Wednesday, August 13, 2014
GHOSTBUSTERS (Ivan Reitman, 1984)
When the university’s Board of Regents shut down their paranormal studies lab in GHOSTBUSTERS, Drs. Peter Venkman (Bill Murray), Raymond Stantz (Dan Aykroyd), and Egon Spengler (Harold Ramis) direct their energies into a commercial enterprise. No one in New York City except for these newly unemployed academics can capture supernatural pests and remove them from the premises. They set up shop in a former fire station and wait for the calls to come pouring in.
With supernatural activity increasing across the Eastern Seaboard, the Ghostbusters have gone into business at the ideal time. Some of their clients are merely dealing with spirits making nuisances of themselves. Unusual phenomena, like eggs flying out of the carton and frying on the countertop, spook Dana Barrett (Sigourney Weaver), but finding an ancient god of destruction’s portal to another dimension in her refrigerator indicates she better call in the professionals right away to examine her Central Park West apartment.
Although GHOSTBUSTERS requires a team effort to thwart the bad forces attacking the city, it’s really Murray’s film despite being written by Aykroyd and Ramis. His performance drips with insincerity, and much of the film’s humor flows from how unserious he is about the apparition invasion. Murray gives the sense that Venkman is in this parapsychology racket because it gets him close to highly suggestible women. His flippant attitude cancels whatever threats the ghosts, demons, or government officials might raise.
Each of the other Ghostbusters fails to be developed beyond his defining quality. Aykroyd is the fast-talking enthusiast. Ramis fills the role of the bookish Ghostbuster who designs their tools of the trade. Ernie Hudson’s Winston Zeddmore brings a religious perspective to the happenings, although with as little as Ray and Egon are showcased, it’s curious that GHOSTBUSTERS needed to add another paranormal investigator to take on the workload.

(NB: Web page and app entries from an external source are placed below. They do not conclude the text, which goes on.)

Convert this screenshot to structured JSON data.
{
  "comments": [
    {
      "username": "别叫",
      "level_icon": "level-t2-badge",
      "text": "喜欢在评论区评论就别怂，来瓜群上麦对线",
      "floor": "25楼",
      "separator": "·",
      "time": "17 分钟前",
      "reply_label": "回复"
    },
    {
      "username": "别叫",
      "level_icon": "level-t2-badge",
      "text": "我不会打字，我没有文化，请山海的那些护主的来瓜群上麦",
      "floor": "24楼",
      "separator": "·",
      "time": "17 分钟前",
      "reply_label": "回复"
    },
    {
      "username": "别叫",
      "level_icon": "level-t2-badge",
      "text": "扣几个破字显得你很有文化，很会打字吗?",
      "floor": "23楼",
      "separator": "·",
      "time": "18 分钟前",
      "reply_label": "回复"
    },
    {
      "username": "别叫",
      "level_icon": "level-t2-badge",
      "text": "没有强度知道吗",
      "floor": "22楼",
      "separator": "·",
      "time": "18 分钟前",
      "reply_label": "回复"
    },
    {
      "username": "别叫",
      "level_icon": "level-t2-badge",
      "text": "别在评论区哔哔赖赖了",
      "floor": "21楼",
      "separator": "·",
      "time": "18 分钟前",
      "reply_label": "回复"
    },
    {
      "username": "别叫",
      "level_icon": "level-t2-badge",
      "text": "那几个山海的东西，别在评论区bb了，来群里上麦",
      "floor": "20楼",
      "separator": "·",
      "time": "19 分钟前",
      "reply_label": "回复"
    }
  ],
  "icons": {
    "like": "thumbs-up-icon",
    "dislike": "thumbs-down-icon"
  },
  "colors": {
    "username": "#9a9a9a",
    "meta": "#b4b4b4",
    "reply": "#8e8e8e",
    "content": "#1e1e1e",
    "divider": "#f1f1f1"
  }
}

GHOSTBUSTERS provides a few jolts to confirm that the heroes are facing credible antagonists, but even those moments reside within the playful tone director Ivan Reitman maintains. The Stay-Puft Marshmallow Man epitomizes the mixture of comedic scares the film strives to achieve. GHOSTBUSTERS’ most enduring image is an absurd comic variation on Godzilla and King Kong. The damage he wreaks is real, yet this cuddly manifestation of evil looks too silly to be anything but funny. The greatest weapon in GHOSTBUSTERS is the ability to shrug off all sorts of supernatural terrors with a few well-placed jokes.